You may have noticed that it’s getting harder to find cheap incandescent light bulbs on supermarket shelves, and instead they have been replaced by fluorescent and LED bulbs.
The change goes back to early 2007 when Malcolm Turnbull, then Federal Environment Minister, announced the phasing out of incandescent bulbs beginning to start in 2009. The reason is a potential reduction of 800,000 tonnes of greenhouse emissions derived from using more energy efficient light bulbs.
At the time there was a little bit of consumer concern as the number of alternative bulb shapes was relatively limited and the available LED and fluorescent alternatives would either not fit particular light fitting or change the aesthetics of a light.
However, manufactures have changed the market in the last eight years and now there is a wide range of alternative shapes and sizes.
The phasing out was undertaken with a combination of import and sales restrictions.
- February 2009 – An import restriction was put in place.
- November 2009 – Sales restrictions on Tungsten filament incandescent general lighting service light bulbs, extra low voltage halogen non-reflector lamps and Self-ballasted compact fluorescent lamps.
- October 2010 – Sales restrictions were introduced on greater than 40W candle, fancy round and decorative lamps, and ELV halogen reflector lamps (the average measured wattage shall be no more than 37W – effective April 2012).
- January 2011 – Sales restrictions came into force on mains voltage halogen (MVH) non-reflector lamps (until September 2016, when tested in accordance with AS/NZS 4934.1, MVH non-reflector lamps may comply with a reduced initial efficacy requirement).
- October 2012 – Lamps greater than 25W, candle fancy round and decorative lamps.
The vast majority of incandescent bulbs have now been phased out. The few exceptions will be phased out at some point subject to energy efficient replacements becoming available. These bulbs fall into two categories – pilot lamps 25W and below and mains voltage reflector lamps including halogen lamps.
Life of a bulb
According to www.bulbs.com, LED lights last around 50,000 hours or 17 years if used eight hours a day. This compares with:
- Fluorescent bulbs last around 5,000-6,250 hours.
- Halogen you can expect around 2,500 hours.
- Incandescent last only about 1,000 hours.
There is no doubt that the cost of bulbs has gone up, with the traditional light bulb shape costing around $13 in LED, $12 in Halogen and about $7-$8 in Fluro. (Prices from Bunnings.com).
When you consider that back in 2007 you could pick up incandescent bulbs for as little as 50 cents, even if you had to change them every four months and with the reduction in your electricity bill, it suggests that we are as consumers still a little out of pocket.
The exception is with LED lights if you are planning to live in the same house with the same lights for the next 10+ years.
Of course we can argue that the reduction in greenhouse emissions is worth it, as this trend of moving away from incandescent bulbs is occurring across the world.

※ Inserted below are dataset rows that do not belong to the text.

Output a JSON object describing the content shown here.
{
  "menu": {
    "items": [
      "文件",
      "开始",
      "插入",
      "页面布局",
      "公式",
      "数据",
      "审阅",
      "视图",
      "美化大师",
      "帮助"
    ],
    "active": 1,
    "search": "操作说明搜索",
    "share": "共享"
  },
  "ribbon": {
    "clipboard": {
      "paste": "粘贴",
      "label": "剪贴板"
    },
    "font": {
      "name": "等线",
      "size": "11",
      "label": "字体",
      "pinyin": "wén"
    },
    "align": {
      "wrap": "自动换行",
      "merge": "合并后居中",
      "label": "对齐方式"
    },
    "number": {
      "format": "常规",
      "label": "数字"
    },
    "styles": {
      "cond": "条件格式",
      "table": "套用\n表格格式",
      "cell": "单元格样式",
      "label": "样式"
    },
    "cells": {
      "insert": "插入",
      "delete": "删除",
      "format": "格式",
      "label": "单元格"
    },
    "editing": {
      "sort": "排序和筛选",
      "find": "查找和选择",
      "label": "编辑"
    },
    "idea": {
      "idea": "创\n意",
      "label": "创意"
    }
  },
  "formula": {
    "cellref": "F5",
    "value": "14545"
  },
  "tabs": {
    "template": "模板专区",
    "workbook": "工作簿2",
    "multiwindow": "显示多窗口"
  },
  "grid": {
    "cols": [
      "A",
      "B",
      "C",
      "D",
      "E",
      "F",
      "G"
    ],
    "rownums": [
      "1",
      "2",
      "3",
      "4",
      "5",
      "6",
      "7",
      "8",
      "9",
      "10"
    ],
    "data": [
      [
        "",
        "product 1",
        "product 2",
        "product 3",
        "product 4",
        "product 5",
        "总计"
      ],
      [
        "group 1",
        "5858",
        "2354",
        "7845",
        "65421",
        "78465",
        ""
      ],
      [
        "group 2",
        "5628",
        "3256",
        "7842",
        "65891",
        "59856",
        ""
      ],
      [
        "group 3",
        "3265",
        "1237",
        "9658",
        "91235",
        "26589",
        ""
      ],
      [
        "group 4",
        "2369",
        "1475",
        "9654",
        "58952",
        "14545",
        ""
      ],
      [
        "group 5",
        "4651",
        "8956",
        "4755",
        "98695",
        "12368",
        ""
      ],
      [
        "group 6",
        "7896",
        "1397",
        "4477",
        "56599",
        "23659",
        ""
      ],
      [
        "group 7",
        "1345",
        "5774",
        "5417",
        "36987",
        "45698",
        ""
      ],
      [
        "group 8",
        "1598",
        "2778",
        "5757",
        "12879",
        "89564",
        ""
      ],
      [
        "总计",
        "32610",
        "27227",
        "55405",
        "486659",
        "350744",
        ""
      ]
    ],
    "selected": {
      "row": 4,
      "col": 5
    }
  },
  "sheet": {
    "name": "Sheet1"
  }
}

Plus paying 50 cents for a light bulb 10 years ago does on reflection sound ludicrously cheap.